▸ **WHAT IS EXPECTED**:
Which lines of the data below hold "mese"? Copy each of them.

Dataset excerpts

*****

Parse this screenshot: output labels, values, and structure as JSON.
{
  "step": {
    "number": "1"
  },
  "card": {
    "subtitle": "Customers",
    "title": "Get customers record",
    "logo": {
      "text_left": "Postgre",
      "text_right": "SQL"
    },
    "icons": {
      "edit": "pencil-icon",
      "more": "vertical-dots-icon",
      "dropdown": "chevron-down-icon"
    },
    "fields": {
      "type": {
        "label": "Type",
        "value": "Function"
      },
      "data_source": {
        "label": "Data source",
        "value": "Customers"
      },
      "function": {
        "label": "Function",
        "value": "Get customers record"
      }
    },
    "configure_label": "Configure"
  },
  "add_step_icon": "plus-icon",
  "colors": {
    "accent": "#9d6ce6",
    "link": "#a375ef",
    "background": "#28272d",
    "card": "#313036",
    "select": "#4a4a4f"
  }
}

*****

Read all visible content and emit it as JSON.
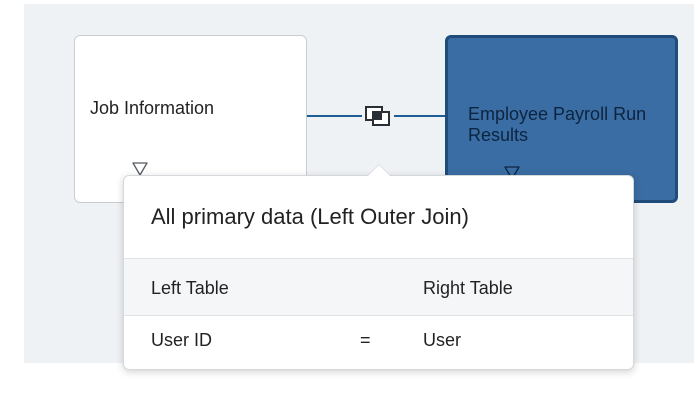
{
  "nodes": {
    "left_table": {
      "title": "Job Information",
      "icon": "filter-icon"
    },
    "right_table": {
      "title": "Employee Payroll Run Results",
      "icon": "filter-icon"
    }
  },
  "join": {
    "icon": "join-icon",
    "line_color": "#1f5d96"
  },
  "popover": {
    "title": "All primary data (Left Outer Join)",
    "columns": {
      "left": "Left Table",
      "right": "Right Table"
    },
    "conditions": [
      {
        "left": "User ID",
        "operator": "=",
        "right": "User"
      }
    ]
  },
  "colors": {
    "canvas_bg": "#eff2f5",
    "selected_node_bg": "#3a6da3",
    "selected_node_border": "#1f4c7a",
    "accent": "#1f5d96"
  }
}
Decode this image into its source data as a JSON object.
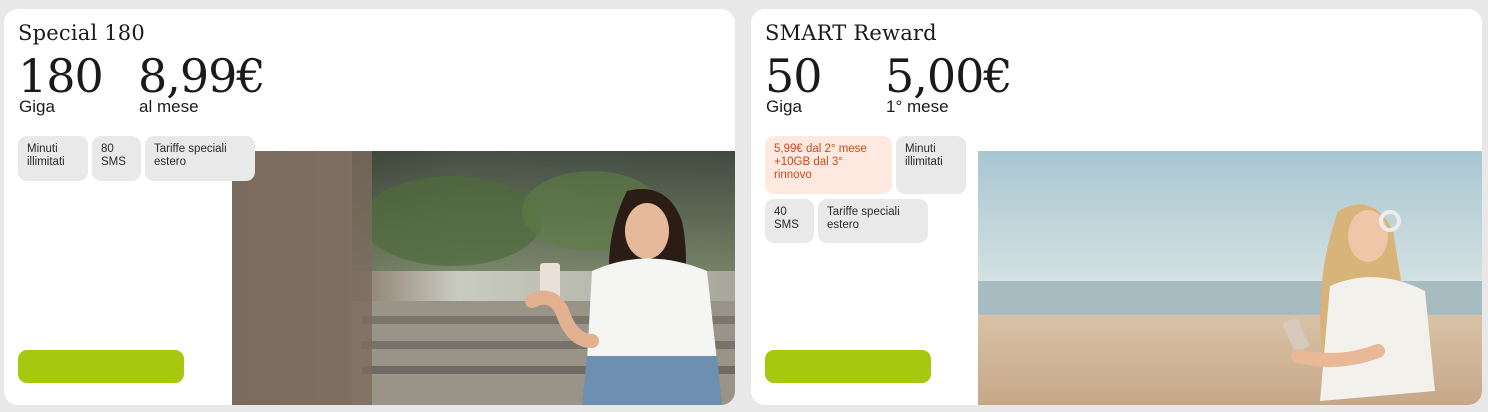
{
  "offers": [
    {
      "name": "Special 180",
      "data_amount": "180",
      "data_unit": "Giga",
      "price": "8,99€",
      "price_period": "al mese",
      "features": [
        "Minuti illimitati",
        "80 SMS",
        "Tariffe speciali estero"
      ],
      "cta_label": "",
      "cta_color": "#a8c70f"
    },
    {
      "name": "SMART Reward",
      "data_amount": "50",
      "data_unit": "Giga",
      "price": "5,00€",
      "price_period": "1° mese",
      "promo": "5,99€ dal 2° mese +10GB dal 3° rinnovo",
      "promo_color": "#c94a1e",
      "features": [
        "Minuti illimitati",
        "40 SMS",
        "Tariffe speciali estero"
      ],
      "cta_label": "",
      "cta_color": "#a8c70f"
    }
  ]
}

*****

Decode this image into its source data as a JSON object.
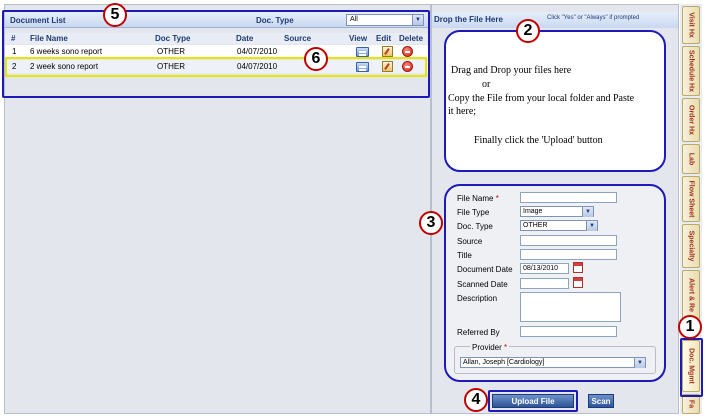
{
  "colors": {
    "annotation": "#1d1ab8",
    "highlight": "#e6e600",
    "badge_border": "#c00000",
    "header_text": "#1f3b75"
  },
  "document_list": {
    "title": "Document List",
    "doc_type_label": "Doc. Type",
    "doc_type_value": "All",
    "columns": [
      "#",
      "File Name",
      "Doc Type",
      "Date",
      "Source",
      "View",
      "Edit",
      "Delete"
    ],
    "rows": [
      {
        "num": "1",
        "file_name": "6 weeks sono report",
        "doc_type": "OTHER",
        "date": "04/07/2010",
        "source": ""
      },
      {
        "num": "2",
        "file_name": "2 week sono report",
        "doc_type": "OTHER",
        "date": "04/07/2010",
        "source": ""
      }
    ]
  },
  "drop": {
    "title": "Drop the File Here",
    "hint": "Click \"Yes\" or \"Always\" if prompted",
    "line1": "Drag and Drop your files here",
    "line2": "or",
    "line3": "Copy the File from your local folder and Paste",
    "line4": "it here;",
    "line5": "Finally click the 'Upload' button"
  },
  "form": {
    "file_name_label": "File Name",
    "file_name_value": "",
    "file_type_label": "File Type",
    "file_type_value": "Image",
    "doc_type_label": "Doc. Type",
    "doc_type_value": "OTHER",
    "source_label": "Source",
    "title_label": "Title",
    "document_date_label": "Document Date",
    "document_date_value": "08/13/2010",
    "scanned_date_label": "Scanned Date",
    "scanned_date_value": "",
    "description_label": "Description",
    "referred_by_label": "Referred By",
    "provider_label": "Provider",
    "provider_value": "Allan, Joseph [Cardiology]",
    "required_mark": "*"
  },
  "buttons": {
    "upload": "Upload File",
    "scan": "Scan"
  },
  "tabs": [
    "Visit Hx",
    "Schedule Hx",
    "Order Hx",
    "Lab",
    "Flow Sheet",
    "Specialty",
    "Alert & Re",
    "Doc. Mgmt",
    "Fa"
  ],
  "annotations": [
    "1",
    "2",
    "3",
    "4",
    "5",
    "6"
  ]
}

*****

▸ **SOLUTION BELOW**:
      "price_period": "al mese",
      "price_period": "1° mese",
      "promo": "5,99€ dal 2° mese +10GB dal 3° rinnovo",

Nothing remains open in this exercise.